GlaxoSmithKline plans to launch five new cancer drugs by 2010, tapping into a $40 billion-a-year market that is growing by 20 percent annually, its research head said on Monday.

Europe's biggest drugmaker has a range of oncology products waiting in the wings, including an oral treatment to starve tumours of blood supply, new cancer vaccines and drugs to help alleviate the symptoms of chemotherapy.

"This late-stage oncology pipeline has the potential, effectively, to deliver five new oncology medicines in the next three years," Moncef Slaoui told reporters ahead of a presentation to investment analysts.

"This is an unprecented objective for a pharmaceutical company."

The total does not include Tykerb, which was launched for breast cancer in the United States in March.

The five new drugs identified for launch in the coming three years are Cervarix, pazopanib, HuMax-CD20, Promacta and Rezonic. The latest research on some of these had already been presented at a major meeting of cancer experts in Chicago this month.

Glaxo wants to establish itself as a major player in the lucrative oncology market, where it has been under-represented in the past, though industry analysts say its ambitions will do little to offset short-term worries about sales and profits.

Avandia Setback

It suffered a major blow last month after a critical study linked its diabetes drug Avandia to heart-attack risk, hitting demand for its second-biggest selling medicine.

Glaxo shares were off 0.6 percent at 13.18 pounds by 1400 GMT, slightly outperforming a European drugs sector that was down 1 percent.

The British group has pinned particularly high hopes on its Tykerb pill for breast cancer, a rival to Roche Holding AG and Genentech Inc.'s injectable drug Herceptin.

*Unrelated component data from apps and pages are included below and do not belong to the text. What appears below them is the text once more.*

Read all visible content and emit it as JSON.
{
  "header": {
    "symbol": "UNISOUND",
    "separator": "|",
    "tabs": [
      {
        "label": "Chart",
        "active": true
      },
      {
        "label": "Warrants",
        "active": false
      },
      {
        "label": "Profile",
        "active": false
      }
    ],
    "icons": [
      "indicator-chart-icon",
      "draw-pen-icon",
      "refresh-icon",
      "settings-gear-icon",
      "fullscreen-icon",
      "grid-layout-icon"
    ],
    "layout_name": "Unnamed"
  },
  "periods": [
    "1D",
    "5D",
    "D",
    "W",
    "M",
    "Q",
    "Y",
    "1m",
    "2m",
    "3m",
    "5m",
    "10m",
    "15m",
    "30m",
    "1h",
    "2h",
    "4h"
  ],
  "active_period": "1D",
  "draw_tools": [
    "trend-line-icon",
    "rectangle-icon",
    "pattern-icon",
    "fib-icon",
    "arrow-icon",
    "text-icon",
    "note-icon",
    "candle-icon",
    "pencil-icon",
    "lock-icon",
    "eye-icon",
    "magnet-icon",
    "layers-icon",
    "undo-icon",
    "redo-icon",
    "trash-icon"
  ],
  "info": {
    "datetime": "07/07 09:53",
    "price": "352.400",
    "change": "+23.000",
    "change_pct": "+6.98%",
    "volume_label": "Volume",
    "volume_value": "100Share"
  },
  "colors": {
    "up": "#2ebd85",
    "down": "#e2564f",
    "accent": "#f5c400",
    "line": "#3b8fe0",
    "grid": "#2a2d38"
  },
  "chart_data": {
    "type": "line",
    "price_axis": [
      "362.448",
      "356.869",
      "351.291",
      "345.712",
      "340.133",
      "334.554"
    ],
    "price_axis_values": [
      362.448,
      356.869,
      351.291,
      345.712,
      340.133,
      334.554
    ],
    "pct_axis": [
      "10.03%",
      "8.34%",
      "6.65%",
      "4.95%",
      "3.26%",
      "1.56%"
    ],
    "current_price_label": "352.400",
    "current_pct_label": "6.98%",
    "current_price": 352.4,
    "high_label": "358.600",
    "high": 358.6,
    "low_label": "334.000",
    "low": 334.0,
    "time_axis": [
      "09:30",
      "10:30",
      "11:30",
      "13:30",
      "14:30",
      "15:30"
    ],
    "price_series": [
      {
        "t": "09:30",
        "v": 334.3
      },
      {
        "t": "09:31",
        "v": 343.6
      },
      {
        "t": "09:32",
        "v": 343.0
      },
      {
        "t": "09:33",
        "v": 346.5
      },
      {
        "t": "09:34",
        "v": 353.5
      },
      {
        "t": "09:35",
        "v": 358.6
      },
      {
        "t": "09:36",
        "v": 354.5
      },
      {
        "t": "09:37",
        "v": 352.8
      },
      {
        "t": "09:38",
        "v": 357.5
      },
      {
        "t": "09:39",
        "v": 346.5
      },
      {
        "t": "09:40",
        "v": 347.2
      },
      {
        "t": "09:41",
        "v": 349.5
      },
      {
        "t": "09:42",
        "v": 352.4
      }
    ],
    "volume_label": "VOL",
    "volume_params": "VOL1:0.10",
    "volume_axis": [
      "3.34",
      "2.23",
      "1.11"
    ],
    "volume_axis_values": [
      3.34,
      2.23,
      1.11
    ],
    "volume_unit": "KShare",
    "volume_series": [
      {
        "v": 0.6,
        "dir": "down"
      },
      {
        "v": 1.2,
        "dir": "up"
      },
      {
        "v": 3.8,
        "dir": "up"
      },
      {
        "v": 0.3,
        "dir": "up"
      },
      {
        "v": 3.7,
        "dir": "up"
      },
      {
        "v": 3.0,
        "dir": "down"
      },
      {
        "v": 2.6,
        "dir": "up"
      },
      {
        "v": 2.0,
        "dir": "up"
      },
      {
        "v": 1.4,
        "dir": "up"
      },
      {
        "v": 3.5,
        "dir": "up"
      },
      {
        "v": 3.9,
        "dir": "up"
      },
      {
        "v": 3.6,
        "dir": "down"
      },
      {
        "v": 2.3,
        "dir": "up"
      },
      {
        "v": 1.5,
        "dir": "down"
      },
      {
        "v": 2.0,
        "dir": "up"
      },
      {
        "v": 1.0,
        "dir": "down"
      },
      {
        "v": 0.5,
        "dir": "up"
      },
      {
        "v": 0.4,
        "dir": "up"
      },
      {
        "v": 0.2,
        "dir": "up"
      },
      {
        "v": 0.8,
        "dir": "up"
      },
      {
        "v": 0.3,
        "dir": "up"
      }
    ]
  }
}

Tykerb has produced promising results in studies showing it can help patients, including some of those whose breast cancer has spread to the brain.

But analysts believe it could take many years to reach blockbuster potential, with further trials on the value of combining Tykerb with Herceptin due later this year and other tests on its use as a first-line treatment due early next year.

Still, Saloui said early trends were good.

"Tykerb, actually, is off to a very good start in the U.S., with over 3,000 breast cancer patients treated since launch," he said.

Cervical Cancer Vaccine

Australia approved Cervarix, a vaccine to prevent a virus that causes cervical cancer, last month and Glaxo hopes to have it on sale in Europe later this year, though a U.S. launch is viewed by analysts as unlikely before 2008.

Pazopanib is an anti-angiogenesis drug similar to Genentech and Roche's Avastin, while HuMax-CD20 is an antibody drug licensed from Denmark's Genmab that is being tested for leukaemia and other blood cancers.

Genmab said separately that HuMax-CD20 possibly could be launched in 2008.

HuMax-CD20, or ofatumumab, works in a similar way to Genentech and Roche's Rituxan/MabThera, and Saloui said Glaxo planned a head-to-head comparative study of the two drugs.

Promacta and Rezonic are both supportive care medicines. Promacta helps boost blood platelet levels, while Rezonic is designed to reduce nausea and vomiting caused by chemotherapy.

New Phase III trial data presented for the first time on Monday showed Rezonic given with Glaxo's older anti-nausea drug Zofran was significantly more effective than Zofran alone.

Glaxo is also working in the emerging field of therapeutic cancer vaccines, which are designed to boost the body's immune system rather than prevent an infection like conventional vaccines.

It plans to recruit the first patients into a late-stage Phase III trial of its MAGE-A3 shot for non-small-cell lung cancer in September. MAGE-A3 will compete with a similar product called Stimuvax from Merck KGaA, which entered Phase III testing in February.